Where a line below includes the word "Import", copy that line.

▶ [DATA TO USE]:
************

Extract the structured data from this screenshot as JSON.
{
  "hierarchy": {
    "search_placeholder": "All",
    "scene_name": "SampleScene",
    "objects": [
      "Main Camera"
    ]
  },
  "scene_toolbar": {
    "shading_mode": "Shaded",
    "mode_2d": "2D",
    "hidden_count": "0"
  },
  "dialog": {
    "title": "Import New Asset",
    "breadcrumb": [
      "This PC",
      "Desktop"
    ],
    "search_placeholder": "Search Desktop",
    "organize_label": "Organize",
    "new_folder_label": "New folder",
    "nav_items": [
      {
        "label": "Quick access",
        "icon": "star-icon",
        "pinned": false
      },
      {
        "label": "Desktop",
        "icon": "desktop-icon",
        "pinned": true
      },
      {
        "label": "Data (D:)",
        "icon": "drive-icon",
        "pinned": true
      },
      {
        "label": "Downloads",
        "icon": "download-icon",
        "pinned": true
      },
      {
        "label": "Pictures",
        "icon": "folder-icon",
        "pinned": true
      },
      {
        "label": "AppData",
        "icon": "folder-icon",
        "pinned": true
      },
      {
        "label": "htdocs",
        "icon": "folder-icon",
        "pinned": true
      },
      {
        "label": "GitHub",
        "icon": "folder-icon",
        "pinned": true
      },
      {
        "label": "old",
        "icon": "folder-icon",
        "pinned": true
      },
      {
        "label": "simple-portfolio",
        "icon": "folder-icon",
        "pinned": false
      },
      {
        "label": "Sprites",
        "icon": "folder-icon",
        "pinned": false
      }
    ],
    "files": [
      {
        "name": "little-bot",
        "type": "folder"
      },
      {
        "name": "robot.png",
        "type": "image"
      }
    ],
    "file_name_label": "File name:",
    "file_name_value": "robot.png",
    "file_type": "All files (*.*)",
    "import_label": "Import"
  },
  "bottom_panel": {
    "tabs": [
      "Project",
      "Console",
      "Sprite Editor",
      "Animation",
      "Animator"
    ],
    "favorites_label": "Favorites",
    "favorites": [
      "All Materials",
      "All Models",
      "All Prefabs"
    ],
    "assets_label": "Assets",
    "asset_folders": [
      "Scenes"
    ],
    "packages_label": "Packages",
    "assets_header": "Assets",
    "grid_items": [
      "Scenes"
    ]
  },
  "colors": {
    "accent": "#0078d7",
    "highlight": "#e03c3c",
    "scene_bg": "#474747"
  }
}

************

▶ [FINISHED TASK]:
    "title": "Import New Asset",
    "import_label": "Import"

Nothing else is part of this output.